Within the different pressure units we want to highlight the atmosphere for its wide use.

The standard atmosphere or atmosphere, abbreviated as atm, is a unit of measurement, defined with precision of six digits in the International System, to approximate an amount that varies according to place and time. It is approximately equal to the air pressure at sea level and is defined as: 1 atm = 101 325 pascal.

Pressure is sometimes measured in relation to atmospheric pressure.

An example is the air pressure inside a car tire, for example, a pressure of '2.2 atmospheres' means 2.2 atmospheres above atmospheric pressure, that is, the absolute pressure is equal to 3.2 atmospheres.

In addition, the relative pressure cannot fall below a negative value, set at −101 325 Pa. This is justified by the fact that by adding the atmospheric pressure (101 325 Pa) an absolute pressure equal to zero is obtained, the called absolute void. It is physically impossible to obtain pressures below absolute vacuum.

With the spread of the use of the International System also in the meteorological field, atmospheric pressure is measured in hundreds of Pascals (or hectopascals, abbreviated as hPa).

Pressure measuring devices

Among the different devices to measure the pressure we find:

  • The barometer, to measure the atmospheric pressure.
  • The pressure gauge to measure pressure differences between two fluids).

Barometer

A barometer is an instrument that measures atmospheric pressure. Atmospheric pressure is the weight per unit area of ​​surface exerted by the atmosphere. One of the best known barometers is mercury.

There are different types of barometers depending on the physical principle of operation and the constructive solution. The most common barometers in meteorological practice are classified as follows:

  • Mercury Barometer Liquid-based barometers indicate the atmospheric pressure measured by the height of the liquid column (usually mercury), attached to the tip and the lower end connected to a small liquid container (the atmospheric pressure value is proportional to that of the mass of the liquid column). Mercury barometers are the most accurate, as they are used in weather stations.
  • Water barometers: Goethe barometer and FitzRoy barometer.
  • Gas barometer
  • Mechanical barometer (aneroid). In practice, mechanical barometers (aneroid) are used more frequently. They contain no liquid (from Greek: aneroid = no water). They indicate the atmospheric pressure acting on an elastic metal box with thin walls, with a small hole. When the atmospheric pressure decreases, the box widens and, when enlarged, contracts, acting on a spring. Often, in mechanical barometers there are up to ten metal boxes, connected to each other, which, when changing the value of atmospheric pressure, moves an indicator on the graduated circumference according to the mercury barometer model.
  • Barograph. It is a barometer that automatically records the curve of the heights reached by an airplane.

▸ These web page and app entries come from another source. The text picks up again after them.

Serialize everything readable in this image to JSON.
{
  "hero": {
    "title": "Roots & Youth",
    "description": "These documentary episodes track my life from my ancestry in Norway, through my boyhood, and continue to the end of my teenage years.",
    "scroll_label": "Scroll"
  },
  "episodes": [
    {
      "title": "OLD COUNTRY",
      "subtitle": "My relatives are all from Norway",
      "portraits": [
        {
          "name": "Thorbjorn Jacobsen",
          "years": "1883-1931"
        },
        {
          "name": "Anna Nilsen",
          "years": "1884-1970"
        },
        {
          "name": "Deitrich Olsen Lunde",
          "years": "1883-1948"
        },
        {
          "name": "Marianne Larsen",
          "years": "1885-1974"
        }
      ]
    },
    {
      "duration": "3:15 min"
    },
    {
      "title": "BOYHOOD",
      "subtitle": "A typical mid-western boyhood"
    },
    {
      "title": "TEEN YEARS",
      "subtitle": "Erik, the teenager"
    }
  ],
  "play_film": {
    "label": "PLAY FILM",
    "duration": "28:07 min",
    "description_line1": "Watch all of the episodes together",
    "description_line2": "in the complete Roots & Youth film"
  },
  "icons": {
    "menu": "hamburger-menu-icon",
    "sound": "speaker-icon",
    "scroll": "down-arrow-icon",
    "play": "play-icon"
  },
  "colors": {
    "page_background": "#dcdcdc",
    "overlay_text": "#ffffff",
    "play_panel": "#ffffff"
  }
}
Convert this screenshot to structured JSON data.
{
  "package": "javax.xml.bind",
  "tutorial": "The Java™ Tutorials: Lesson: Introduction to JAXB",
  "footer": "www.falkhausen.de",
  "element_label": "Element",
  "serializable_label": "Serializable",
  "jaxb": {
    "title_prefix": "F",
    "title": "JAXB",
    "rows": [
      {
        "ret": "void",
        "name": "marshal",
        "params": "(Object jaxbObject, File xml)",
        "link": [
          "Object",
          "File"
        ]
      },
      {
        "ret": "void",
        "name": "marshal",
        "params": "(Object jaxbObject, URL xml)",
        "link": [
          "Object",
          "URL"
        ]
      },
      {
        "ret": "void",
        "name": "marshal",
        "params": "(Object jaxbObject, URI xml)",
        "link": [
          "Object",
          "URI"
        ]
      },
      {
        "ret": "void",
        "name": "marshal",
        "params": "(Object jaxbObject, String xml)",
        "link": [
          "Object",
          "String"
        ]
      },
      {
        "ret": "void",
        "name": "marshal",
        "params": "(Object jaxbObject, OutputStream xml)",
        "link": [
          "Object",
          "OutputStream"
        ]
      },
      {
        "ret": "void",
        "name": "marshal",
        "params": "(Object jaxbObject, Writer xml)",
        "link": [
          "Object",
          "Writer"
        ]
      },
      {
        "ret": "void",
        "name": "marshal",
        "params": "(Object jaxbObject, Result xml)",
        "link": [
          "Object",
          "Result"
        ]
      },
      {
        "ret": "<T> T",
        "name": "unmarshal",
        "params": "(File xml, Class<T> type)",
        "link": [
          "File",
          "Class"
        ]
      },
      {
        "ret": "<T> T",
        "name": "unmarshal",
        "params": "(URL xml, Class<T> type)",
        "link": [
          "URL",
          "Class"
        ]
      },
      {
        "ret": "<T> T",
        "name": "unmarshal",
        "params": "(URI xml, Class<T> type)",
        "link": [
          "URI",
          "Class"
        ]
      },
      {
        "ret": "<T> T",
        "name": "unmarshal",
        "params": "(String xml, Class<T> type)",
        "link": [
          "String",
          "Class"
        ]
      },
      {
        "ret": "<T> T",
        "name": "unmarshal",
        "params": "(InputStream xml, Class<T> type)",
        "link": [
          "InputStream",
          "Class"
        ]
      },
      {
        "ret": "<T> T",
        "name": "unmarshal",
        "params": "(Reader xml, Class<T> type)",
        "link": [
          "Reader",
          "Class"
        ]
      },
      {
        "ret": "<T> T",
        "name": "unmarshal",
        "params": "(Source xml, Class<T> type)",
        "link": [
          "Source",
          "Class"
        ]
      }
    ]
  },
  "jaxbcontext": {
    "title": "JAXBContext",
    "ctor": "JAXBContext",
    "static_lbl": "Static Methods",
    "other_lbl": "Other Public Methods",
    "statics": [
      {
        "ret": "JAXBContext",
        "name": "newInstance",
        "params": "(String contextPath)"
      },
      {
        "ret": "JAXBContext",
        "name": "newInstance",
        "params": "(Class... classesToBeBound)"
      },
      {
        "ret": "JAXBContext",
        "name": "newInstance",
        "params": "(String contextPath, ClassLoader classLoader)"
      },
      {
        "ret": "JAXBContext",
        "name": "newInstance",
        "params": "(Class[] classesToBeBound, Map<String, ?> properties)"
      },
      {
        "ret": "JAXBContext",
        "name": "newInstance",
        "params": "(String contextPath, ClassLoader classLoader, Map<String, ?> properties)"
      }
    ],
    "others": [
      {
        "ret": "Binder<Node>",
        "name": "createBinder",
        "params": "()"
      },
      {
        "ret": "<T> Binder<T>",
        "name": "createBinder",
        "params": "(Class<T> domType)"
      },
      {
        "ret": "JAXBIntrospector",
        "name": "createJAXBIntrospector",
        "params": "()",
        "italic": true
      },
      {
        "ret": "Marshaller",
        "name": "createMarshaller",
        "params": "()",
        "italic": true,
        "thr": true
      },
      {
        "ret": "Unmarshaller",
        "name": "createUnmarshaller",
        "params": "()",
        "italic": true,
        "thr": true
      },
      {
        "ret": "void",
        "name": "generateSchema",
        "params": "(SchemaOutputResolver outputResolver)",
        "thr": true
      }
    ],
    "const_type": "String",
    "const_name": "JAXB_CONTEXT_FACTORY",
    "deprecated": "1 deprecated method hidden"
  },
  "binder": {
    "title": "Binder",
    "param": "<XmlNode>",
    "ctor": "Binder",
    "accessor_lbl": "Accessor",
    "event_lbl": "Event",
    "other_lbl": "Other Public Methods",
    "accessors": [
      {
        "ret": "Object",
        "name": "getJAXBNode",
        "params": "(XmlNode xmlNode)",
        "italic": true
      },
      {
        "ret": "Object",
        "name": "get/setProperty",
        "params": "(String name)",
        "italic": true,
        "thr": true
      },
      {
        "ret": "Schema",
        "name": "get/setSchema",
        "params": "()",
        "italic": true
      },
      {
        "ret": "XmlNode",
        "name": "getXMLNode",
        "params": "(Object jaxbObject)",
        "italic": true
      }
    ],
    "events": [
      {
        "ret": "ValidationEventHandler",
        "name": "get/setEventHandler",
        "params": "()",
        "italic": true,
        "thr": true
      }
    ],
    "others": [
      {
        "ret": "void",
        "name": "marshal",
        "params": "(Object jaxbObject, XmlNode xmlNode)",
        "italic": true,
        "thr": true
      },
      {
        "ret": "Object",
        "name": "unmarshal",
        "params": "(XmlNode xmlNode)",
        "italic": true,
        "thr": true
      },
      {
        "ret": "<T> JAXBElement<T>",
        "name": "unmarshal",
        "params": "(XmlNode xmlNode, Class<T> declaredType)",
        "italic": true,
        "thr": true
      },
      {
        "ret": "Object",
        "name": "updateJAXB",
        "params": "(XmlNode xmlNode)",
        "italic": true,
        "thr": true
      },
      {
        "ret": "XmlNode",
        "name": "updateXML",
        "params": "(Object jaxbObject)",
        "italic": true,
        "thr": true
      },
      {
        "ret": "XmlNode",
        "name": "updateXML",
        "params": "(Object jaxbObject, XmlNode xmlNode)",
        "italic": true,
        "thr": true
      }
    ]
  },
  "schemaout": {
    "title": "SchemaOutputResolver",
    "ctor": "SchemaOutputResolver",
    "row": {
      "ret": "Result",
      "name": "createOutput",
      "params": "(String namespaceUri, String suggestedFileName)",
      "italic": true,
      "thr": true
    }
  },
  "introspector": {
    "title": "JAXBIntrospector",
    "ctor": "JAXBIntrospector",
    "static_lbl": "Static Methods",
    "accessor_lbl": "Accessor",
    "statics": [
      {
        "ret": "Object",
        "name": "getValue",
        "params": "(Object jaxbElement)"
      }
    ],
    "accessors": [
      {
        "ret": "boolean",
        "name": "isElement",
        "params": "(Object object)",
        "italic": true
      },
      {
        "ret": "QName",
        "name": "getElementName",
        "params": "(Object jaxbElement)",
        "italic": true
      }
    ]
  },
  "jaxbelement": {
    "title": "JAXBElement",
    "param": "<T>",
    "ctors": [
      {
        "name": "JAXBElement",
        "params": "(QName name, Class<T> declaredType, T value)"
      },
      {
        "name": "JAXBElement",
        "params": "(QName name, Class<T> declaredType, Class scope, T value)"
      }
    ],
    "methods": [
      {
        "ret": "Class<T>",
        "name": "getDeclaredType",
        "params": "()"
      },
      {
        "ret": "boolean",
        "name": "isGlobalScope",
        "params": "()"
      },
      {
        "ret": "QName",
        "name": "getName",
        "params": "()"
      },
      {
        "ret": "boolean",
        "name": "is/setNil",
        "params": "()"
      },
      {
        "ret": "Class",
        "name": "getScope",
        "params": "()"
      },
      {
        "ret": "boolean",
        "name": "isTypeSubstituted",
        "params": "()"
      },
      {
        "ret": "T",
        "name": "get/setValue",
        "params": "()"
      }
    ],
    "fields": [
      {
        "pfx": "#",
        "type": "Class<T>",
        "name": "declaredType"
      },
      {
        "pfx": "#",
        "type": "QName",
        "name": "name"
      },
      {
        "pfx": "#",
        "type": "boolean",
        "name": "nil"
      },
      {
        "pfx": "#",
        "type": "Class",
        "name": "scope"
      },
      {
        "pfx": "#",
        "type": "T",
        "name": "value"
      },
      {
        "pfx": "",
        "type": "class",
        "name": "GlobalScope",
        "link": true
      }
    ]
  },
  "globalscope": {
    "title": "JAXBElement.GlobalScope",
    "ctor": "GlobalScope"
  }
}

Manometer

The manometer is a measuring instrument for the pressure of fluids contained in closed containers. There are two types of pressure gauges, as used to measure the pressure of liquids or gases.

The pressure gauge is based on balancing the measured pressure with the force of the elastic deformation of a tubular spring or a more sensitive two-plate membrane, one of which is sealed in a support and the other through a rod connected to a mechanism. tribo-sector that converts the movement of the elastic sensor into a circular movement of the arrow.

Examples of orders of magnitude of pressure

0.5 Pa Atmospheric pressure on Pluto.

9.81 Pa The pressure caused by a depth of 1 mm of water.

1 kPa Atmospheric pressure on Mars.

10 kPa The pressure caused by a depth of 1 m of water, or the difference in pressure between sea level and 1000 m high.

101.325 kPa Atmospheric pressure at sea level.

10 GPa Pressure necessary for diamond formation, and some other minerals.

 

    What Is A Pascal In Physics?
    What is a Pascal in Physics?

    The pascal is a unit used to measure internal pressure, mechanical stress, Young's modulus and tensile strength. It is defined as a newton per square meter.

    February 27, 2020

    Author:

    Published: November 15, 2016
    Last review: February 25, 2020